▶ _DESCRIPTION OF THE TASK_:
Return every line below as is, leaving out the pictures.

▶ _DATA TO PROCESS_:
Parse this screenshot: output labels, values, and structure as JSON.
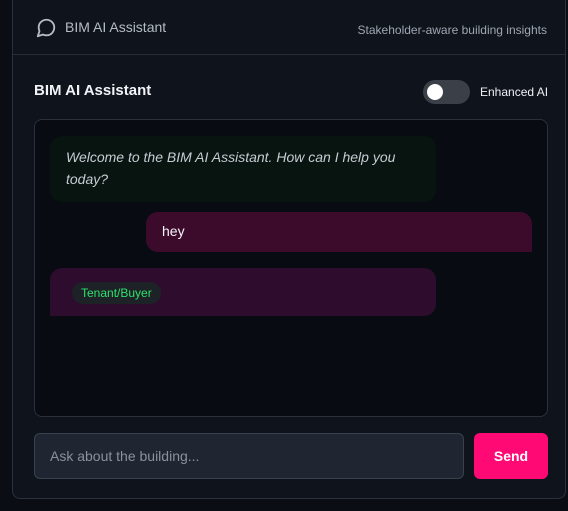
{
  "header": {
    "app_title": "BIM AI Assistant",
    "subtitle": "Stakeholder-aware building insights",
    "icon": "chat-bubble-icon"
  },
  "panel": {
    "heading": "BIM AI Assistant",
    "toggle": {
      "label": "Enhanced AI",
      "enabled": false
    }
  },
  "messages": [
    {
      "role": "assistant",
      "text": "Welcome to the BIM AI Assistant. How can I help you today?"
    },
    {
      "role": "user",
      "text": "hey"
    },
    {
      "role": "assistant",
      "badge": "Tenant/Buyer",
      "text": ""
    }
  ],
  "composer": {
    "placeholder": "Ask about the building...",
    "value": "",
    "send_label": "Send"
  },
  "colors": {
    "accent": "#ff0a74",
    "user_bubble": "#3c0b2c",
    "bot_bubble": "#2d0c2e",
    "badge_text": "#2ee06a"
  }
}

▶ _ANSWER_:
Parse this screenshot: output labels, values, and structure as JSON.
{
  "header": {
    "app_title": "BIM AI Assistant",
    "subtitle": "Stakeholder-aware building insights",
    "icon": "chat-bubble-icon"
  },
  "panel": {
    "heading": "BIM AI Assistant",
    "toggle": {
      "label": "Enhanced AI",
      "enabled": false
    }
  },
  "messages": [
    {
      "role": "assistant",
      "text": "Welcome to the BIM AI Assistant. How can I help you today?"
    },
    {
      "role": "user",
      "text": "hey"
    },
    {
      "role": "assistant",
      "badge": "Tenant/Buyer",
      "text": ""
    }
  ],
  "composer": {
    "placeholder": "Ask about the building...",
    "value": "",
    "send_label": "Send"
  },
  "colors": {
    "accent": "#ff0a74",
    "user_bubble": "#3c0b2c",
    "bot_bubble": "#2d0c2e",
    "badge_text": "#2ee06a"
  }
}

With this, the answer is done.